CD44

CD44

 

EFEF

EF

 

 
 

 

 

 

 

 


 Neutrophils are important phagocytotic leukocytes (white blood cells) that internalize and destroy infectious bacteria by a respiratory burst of reactive oxygen species and by enzymatic digestion. Along with macrophages, neutrophils are crucial phagocytotic cells of the immune system and also contribute to anti-viral defenses, binding to and eliminating free virus or virus-infected cells. The presence of cytoplasmic granules in neutrophils leads to their classification as granulocytes, along with basophils and eosinophils. A lack of neutrophils or their normal function causes a variety of immune disorders and measuring neutrophil cell surface proteins can diagnose abnormal immune function. One such disorder is caused by a lack of normal expression of the adhesion molecules CD11 and CD18 by neutrophils, preventing them from interacting normally with adhesion molecules on endothelial cells and migrating into inflamed sites in tissues. CD11a and CD18 together form the LFA-1 receptor for ICAM-1 on endothelial cells and CD11b/CD18 form Mac-1. Deletion of the CD18 gene in mice produces a significant reduction in leukocyte emigration to sites of inflammation. CD44 is involved in the interaction of neutrophils with endothelial cells and the extracellular matrix during inflammation. The binding of selectins with their carbohydrate ligands also regulates adhesion of neutrophils with endothelial cells, with P- and L-selectins moderating initial interactions and E-selectin moderating subsequent interactions.
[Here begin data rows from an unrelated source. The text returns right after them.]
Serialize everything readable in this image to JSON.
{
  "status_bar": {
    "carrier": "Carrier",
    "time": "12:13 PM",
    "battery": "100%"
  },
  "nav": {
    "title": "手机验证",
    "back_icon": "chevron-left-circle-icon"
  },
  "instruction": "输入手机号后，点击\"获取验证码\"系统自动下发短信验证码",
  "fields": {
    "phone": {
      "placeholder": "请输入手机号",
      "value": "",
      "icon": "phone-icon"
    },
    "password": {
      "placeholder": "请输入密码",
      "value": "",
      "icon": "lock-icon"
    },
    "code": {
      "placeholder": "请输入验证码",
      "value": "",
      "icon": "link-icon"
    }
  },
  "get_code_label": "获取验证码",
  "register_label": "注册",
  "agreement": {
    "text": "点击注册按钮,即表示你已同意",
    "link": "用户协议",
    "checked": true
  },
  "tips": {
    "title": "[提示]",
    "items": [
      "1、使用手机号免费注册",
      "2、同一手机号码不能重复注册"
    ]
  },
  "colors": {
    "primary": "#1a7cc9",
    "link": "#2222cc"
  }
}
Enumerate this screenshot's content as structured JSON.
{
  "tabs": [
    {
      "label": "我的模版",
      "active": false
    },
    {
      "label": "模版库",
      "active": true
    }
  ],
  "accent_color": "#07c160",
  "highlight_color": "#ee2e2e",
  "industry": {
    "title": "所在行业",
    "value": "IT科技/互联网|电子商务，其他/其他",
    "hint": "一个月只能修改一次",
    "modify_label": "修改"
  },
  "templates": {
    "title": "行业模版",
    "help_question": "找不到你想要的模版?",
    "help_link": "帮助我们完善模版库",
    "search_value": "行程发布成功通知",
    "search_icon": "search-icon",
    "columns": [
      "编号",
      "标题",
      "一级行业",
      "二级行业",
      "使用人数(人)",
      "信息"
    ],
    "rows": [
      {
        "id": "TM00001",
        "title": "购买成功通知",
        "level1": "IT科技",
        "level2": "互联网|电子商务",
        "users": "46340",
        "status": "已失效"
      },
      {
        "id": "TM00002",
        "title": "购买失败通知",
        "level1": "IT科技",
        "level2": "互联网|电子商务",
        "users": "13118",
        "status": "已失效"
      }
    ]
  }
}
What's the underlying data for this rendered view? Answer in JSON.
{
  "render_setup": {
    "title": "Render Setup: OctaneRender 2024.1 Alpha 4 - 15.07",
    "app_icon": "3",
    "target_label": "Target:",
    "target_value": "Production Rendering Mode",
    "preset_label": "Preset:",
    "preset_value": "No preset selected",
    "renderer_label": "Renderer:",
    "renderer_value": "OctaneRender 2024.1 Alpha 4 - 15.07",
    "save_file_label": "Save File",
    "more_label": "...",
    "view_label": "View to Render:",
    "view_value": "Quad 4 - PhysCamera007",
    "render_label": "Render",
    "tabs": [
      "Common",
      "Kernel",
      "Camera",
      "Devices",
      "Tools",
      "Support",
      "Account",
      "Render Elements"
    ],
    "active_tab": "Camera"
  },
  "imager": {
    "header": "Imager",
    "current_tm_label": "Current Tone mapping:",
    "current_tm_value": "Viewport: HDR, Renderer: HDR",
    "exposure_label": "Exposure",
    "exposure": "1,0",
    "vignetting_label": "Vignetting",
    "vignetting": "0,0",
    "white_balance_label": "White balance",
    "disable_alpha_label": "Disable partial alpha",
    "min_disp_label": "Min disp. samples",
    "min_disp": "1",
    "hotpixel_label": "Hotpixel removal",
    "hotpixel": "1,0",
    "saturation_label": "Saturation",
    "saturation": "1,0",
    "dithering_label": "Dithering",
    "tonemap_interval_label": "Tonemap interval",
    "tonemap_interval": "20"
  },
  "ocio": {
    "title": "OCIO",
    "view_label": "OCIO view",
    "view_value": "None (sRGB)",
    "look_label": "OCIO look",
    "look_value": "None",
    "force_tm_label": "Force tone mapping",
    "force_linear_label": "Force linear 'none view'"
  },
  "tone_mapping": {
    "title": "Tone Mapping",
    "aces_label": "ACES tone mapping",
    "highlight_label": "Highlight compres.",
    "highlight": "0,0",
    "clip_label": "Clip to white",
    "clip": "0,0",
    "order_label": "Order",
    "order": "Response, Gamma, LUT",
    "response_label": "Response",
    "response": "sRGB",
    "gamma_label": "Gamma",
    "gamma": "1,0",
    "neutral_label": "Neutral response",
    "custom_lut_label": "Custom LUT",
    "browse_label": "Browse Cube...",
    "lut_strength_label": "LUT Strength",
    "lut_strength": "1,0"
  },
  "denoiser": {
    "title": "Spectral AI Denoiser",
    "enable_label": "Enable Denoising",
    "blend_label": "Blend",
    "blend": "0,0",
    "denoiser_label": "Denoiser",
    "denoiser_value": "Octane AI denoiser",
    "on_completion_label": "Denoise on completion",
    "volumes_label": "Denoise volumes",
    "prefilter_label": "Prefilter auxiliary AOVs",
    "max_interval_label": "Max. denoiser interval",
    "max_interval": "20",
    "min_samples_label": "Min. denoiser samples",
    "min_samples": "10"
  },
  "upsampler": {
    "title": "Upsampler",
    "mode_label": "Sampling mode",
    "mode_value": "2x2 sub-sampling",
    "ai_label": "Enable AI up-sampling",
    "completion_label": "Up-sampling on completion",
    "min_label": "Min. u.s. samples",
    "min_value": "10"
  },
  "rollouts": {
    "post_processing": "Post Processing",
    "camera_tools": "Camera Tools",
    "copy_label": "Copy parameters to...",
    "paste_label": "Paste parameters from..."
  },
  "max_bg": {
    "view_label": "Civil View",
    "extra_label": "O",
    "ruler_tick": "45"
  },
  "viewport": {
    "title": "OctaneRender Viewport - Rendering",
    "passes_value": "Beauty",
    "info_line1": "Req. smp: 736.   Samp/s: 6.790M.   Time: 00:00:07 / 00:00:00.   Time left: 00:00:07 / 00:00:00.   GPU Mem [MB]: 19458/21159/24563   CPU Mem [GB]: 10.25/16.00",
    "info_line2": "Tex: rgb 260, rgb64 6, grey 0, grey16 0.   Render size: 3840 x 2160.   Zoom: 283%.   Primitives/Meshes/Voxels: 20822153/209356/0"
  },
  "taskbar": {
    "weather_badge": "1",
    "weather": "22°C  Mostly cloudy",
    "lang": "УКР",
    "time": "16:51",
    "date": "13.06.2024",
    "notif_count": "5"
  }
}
Genetic disruption of the ability of neutrophils to kill internalized bacteria also impairs normal immune function, along with genetic or acquired lack of the normal number of neutrophils (neutropenia). CD11b binding to a complement component and CD16 binding to IgG Fc contribute to phagocytosis. Inflammatory cytokines activate neutrophils and chemotactic peptides attract them to sites of infection. Inflammatory molecules that activate neutrophils include IL-1, TNF, IL-6, C-reactive protein, C3a and C5a complement anaphylatoxins, leukotrienes, PAF, and histamine. Inappropriate recruitment and activation of neutrophils and the release of reactive oxygen species can damage surrounding tissues in inflammatory conditions including arthritis and reperfusion of heart tissue following myocardial infarction